The full listing needs to be output exactly.

[[ DATA PROVIDED open ]]

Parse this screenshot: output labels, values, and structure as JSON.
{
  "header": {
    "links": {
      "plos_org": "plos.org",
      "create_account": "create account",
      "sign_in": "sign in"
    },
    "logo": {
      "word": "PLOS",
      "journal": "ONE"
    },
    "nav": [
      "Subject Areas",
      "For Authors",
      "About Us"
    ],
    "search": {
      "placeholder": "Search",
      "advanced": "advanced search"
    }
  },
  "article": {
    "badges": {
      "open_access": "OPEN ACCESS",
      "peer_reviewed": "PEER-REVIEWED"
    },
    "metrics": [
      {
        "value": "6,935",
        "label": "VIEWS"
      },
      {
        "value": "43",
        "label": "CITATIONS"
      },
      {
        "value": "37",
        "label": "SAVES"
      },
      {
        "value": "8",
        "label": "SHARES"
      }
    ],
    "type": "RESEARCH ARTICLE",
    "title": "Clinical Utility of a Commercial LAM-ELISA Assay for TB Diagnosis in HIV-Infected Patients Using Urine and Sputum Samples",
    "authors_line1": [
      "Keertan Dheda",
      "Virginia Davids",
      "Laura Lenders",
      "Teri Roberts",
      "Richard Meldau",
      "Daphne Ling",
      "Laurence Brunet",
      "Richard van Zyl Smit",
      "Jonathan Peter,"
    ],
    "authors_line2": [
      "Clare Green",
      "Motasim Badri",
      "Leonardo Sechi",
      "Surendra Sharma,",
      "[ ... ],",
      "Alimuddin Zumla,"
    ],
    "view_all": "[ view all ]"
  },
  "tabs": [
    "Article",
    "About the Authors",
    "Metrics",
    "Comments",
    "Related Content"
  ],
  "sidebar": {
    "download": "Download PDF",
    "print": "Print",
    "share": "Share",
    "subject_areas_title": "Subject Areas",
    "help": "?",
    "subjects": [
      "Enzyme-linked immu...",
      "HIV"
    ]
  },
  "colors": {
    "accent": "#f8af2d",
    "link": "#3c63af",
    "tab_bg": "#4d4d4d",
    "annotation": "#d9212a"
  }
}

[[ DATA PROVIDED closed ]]

-- SOLVED EXERCISE --
Parse this screenshot: output labels, values, and structure as JSON.
{
  "header": {
    "links": {
      "plos_org": "plos.org",
      "create_account": "create account",
      "sign_in": "sign in"
    },
    "logo": {
      "word": "PLOS",
      "journal": "ONE"
    },
    "nav": [
      "Subject Areas",
      "For Authors",
      "About Us"
    ],
    "search": {
      "placeholder": "Search",
      "advanced": "advanced search"
    }
  },
  "article": {
    "badges": {
      "open_access": "OPEN ACCESS",
      "peer_reviewed": "PEER-REVIEWED"
    },
    "metrics": [
      {
        "value": "6,935",
        "label": "VIEWS"
      },
      {
        "value": "43",
        "label": "CITATIONS"
      },
      {
        "value": "37",
        "label": "SAVES"
      },
      {
        "value": "8",
        "label": "SHARES"
      }
    ],
    "type": "RESEARCH ARTICLE",
    "title": "Clinical Utility of a Commercial LAM-ELISA Assay for TB Diagnosis in HIV-Infected Patients Using Urine and Sputum Samples",
    "authors_line1": [
      "Keertan Dheda",
      "Virginia Davids",
      "Laura Lenders",
      "Teri Roberts",
      "Richard Meldau",
      "Daphne Ling",
      "Laurence Brunet",
      "Richard van Zyl Smit",
      "Jonathan Peter,"
    ],
    "authors_line2": [
      "Clare Green",
      "Motasim Badri",
      "Leonardo Sechi",
      "Surendra Sharma,",
      "[ ... ],",
      "Alimuddin Zumla,"
    ],
    "view_all": "[ view all ]"
  },
  "tabs": [
    "Article",
    "About the Authors",
    "Metrics",
    "Comments",
    "Related Content"
  ],
  "sidebar": {
    "download": "Download PDF",
    "print": "Print",
    "share": "Share",
    "subject_areas_title": "Subject Areas",
    "help": "?",
    "subjects": [
      "Enzyme-linked immu...",
      "HIV"
    ]
  },
  "colors": {
    "accent": "#f8af2d",
    "link": "#3c63af",
    "tab_bg": "#4d4d4d",
    "annotation": "#d9212a"
  }
}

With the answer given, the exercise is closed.